Property tax bills for the average St. Paul home are expected to drop by at least 6.2 percent in 2014, according to Ramsey County calculations.

The savings are due in large part to other city properties taking on a greater share of the tax burden and to the city, county and school district gaining additional revenues from the metrowide fiscal disparities pool.

If not for the fiscal disparities program, County Board Member Janice Rettman said, the three bodies might be facing more serious challenges on the tax front.

She heard the projections Monday as a member of a joint panel of city, county and school leaders. For some properties, large apartment complexes, in particular, the tax forecast for 2014 is not as favorable. But the estimated impact on a median-valued home was greeted by committee members with enthusiasm.

"This is awesome," said Anne Carroll, a school board member.

St. Paul leaders are in a rare position of learning this early in the tax season about combined tax-levy impacts — Truth in Taxation notices aren't distributed to property owners until November — because of the unique nature of the joint committee, created by state law in the early 1990s.

Monday's presentation by Chris Samuel, county manager of Property Records and Revenue, took into account property value changes, outside forces such as the infusion of fiscal disparities money and the maximum levies being proposed by the three jurisdictions.

The school district has proposed a 1 percent increase in its levy while the city and the county have agreed to keep their levies at least flat.

According to projections, the total tax bill for a median-valued $130,500 home would drop from $2,023 this year to $1,897 in 2014, a 6.2 percent decrease. The three entities could add to that savings by trimming their respective levy proposals when they take final action in December.

Samuel broke down how the tax burden shifts and the additional fiscal disparities proceeds figure into the proposed 2014 tax bill for a median-valued home.

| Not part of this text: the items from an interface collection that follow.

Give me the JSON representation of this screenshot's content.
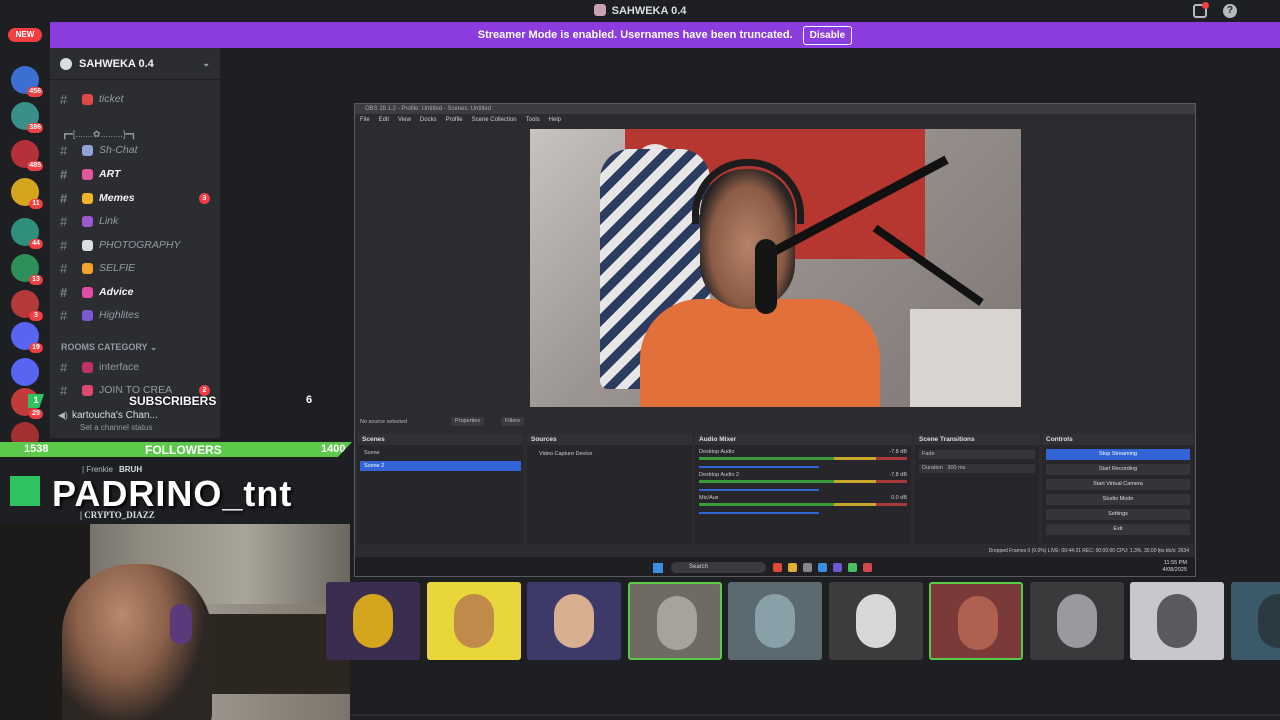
{
  "window": {
    "title": "SAHWEKA 0.4",
    "help": "?"
  },
  "banner": {
    "message": "Streamer Mode is enabled. Usernames have been truncated.",
    "button": "Disable"
  },
  "rail": {
    "new_label": "NEW",
    "servers": [
      {
        "badge": "456",
        "color": "#3b6fd1"
      },
      {
        "badge": "386",
        "color": "#3a8f88"
      },
      {
        "badge": "485",
        "color": "#b4303a"
      },
      {
        "badge": "11",
        "color": "#d6a51e"
      },
      {
        "badge": "44",
        "color": "#2f8f7c"
      },
      {
        "badge": "13",
        "color": "#2f8f5a"
      },
      {
        "badge": "3",
        "color": "#b43a3a"
      },
      {
        "badge": "19",
        "color": "#5865f2"
      },
      {
        "badge": "",
        "color": "#5865f2"
      },
      {
        "badge": "29",
        "color": "#c23a3a"
      },
      {
        "badge": "8",
        "color": "#a33030"
      }
    ]
  },
  "sidebar": {
    "server_name": "SAHWEKA 0.4",
    "divider": "┏━[.......✿.........]━┓",
    "channels": [
      {
        "name": "ticket",
        "emoji_color": "#e04848",
        "bold": false,
        "badge": ""
      },
      {
        "name": "Sh-Chat",
        "emoji_color": "#8fa3d6",
        "bold": false,
        "badge": ""
      },
      {
        "name": "ART",
        "emoji_color": "#e0589a",
        "bold": true,
        "badge": ""
      },
      {
        "name": "Memes",
        "emoji_color": "#f0b429",
        "bold": true,
        "badge": "3"
      },
      {
        "name": "Link",
        "emoji_color": "#9b59d0",
        "bold": false,
        "badge": ""
      },
      {
        "name": "PHOTOGRAPHY",
        "emoji_color": "#dbdee1",
        "bold": false,
        "badge": ""
      },
      {
        "name": "SELFIE",
        "emoji_color": "#f0a52a",
        "bold": false,
        "badge": ""
      },
      {
        "name": "Advice",
        "emoji_color": "#e04ca6",
        "bold": true,
        "badge": ""
      },
      {
        "name": "Highlites",
        "emoji_color": "#7a5ad0",
        "bold": false,
        "badge": ""
      }
    ],
    "category": "ROOMS CATEGORY",
    "rooms": [
      {
        "name": "interface",
        "emoji_color": "#c2306a",
        "badge": ""
      },
      {
        "name": "JOIN TO CREA",
        "emoji_color": "#e04870",
        "badge": "2"
      }
    ],
    "voice": {
      "name": "kartoucha's Chan...",
      "status": "Set a channel status"
    }
  },
  "overlay": {
    "sub_count": "1",
    "subscribers_label": "SUBSCRIBERS",
    "sub_goal": "6",
    "followers_count": "1538",
    "followers_label": "FOLLOWERS",
    "followers_goal": "1400",
    "frankie": "| Frenkie",
    "bruh": "BRUH",
    "streamer_name": "PADRINO_tnt",
    "crypto": "| CRYPTO_DIAZZ"
  },
  "obs": {
    "title": "OBS 28.1.2 - Profile: Untitled - Scenes: Untitled",
    "menu": [
      "File",
      "Edit",
      "View",
      "Docks",
      "Profile",
      "Scene Collection",
      "Tools",
      "Help"
    ],
    "no_source": "No source selected",
    "properties": "Properties",
    "filters": "Filters",
    "docks": {
      "scenes": {
        "title": "Scenes",
        "items": [
          "Scene",
          "Scene 2"
        ],
        "selected": 1
      },
      "sources": {
        "title": "Sources",
        "items": [
          "Video Capture Device"
        ]
      },
      "mixer": {
        "title": "Audio Mixer",
        "rows": [
          {
            "name": "Desktop Audio",
            "db": "-7.8 dB"
          },
          {
            "name": "Desktop Audio 2",
            "db": "-7.8 dB"
          },
          {
            "name": "Mic/Aux",
            "db": "0.0 dB"
          }
        ]
      },
      "transitions": {
        "title": "Scene Transitions",
        "type": "Fade",
        "duration_label": "Duration",
        "duration": "300 ms"
      },
      "controls": {
        "title": "Controls",
        "buttons": [
          "Stop Streaming",
          "Start Recording",
          "Start Virtual Camera",
          "Studio Mode",
          "Settings",
          "Exit"
        ]
      }
    },
    "status": "Dropped Frames 0 (0.0%)   LIVE: 00:44:31   REC: 00:00:00   CPU: 1.3%, 30.00 fps   kb/s: 2634",
    "taskbar": {
      "search": "Search",
      "time": "11:55 PM",
      "date": "4/08/2025",
      "lang": "FRA"
    }
  },
  "avatars": [
    {
      "bg": "#3a2d50",
      "face": "#d6a51e",
      "active": false
    },
    {
      "bg": "#e8d63a",
      "face": "#c08a4a",
      "active": false
    },
    {
      "bg": "#3d3a6a",
      "face": "#d8b090",
      "active": false
    },
    {
      "bg": "#6f6a62",
      "face": "#a7a39a",
      "active": true
    },
    {
      "bg": "#5a6a70",
      "face": "#8aa0a8",
      "active": false
    },
    {
      "bg": "#3c3c3c",
      "face": "#d8d8d8",
      "active": false
    },
    {
      "bg": "#7a3a3a",
      "face": "#b06050",
      "active": true
    },
    {
      "bg": "#3a3a3c",
      "face": "#9a9a9e",
      "active": false
    },
    {
      "bg": "#c8c8cc",
      "face": "#5a5a5e",
      "active": false
    },
    {
      "bg": "#3a5a6a",
      "face": "#2a3a40",
      "active": false
    }
  ]
}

The reduction would be $126 total, and of that, $74 would be a result of tax shifts and $46 is due to fiscal disparities.

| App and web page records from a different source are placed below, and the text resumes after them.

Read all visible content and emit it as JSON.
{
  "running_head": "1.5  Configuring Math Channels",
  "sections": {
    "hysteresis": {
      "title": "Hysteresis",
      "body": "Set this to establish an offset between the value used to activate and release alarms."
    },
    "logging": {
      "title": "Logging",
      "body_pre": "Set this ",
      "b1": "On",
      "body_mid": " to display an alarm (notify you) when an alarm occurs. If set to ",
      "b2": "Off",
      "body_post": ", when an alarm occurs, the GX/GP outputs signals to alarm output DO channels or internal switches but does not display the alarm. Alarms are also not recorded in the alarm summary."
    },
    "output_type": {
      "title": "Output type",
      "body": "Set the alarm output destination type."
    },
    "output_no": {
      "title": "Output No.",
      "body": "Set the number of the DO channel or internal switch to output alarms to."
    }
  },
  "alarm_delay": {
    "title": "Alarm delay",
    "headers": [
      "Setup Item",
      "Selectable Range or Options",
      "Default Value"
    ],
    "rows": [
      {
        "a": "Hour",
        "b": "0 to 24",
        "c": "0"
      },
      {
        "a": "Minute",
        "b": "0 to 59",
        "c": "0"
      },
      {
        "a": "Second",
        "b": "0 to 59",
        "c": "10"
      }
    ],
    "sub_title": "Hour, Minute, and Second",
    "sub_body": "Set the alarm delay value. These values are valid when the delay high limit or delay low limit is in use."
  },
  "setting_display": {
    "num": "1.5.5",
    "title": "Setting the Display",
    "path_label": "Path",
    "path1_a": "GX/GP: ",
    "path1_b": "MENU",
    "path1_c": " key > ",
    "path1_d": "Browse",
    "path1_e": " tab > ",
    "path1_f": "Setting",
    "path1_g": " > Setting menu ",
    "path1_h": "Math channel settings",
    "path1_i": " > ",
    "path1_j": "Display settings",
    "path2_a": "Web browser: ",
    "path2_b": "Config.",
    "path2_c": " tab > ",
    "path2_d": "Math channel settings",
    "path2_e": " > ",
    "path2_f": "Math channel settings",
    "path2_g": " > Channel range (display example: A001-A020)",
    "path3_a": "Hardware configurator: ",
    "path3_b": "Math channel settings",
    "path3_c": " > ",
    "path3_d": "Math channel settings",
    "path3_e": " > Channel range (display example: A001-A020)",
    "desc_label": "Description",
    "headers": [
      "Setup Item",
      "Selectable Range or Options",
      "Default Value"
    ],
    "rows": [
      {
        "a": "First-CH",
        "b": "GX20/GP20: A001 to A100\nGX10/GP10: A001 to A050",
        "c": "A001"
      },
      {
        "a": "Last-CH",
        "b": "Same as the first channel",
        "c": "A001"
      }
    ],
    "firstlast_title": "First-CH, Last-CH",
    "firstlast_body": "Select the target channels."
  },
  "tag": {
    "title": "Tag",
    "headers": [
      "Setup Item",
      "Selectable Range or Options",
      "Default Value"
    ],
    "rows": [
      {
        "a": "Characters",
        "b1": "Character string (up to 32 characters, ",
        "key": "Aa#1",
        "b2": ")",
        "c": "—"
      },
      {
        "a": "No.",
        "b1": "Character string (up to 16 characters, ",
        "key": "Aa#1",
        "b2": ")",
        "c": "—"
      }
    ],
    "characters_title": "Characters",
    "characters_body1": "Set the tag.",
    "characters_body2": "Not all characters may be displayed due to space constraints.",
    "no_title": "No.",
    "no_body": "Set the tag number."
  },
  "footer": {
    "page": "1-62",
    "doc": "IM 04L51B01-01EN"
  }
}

The fiscal disparities program is a regional pool of commercial and industrial tax money designed to reduce the imbalance between wealthy and poorer communities.

Of the other St. Paul property types, the median-valued commercial parcel, valued at $368,400, would see a 0.5 percent tax increase, from $14,756 to $14,829, while the average-valued large apartment property, valued at $1.3 million, would see a 13.2 percent hike, from $24,919 to $28,211.

The major factor behind the jump in apartment property taxes is the rise in their market value — a 15 percent increase in the case of the $1.3 million complex cited by Samuel on Monday.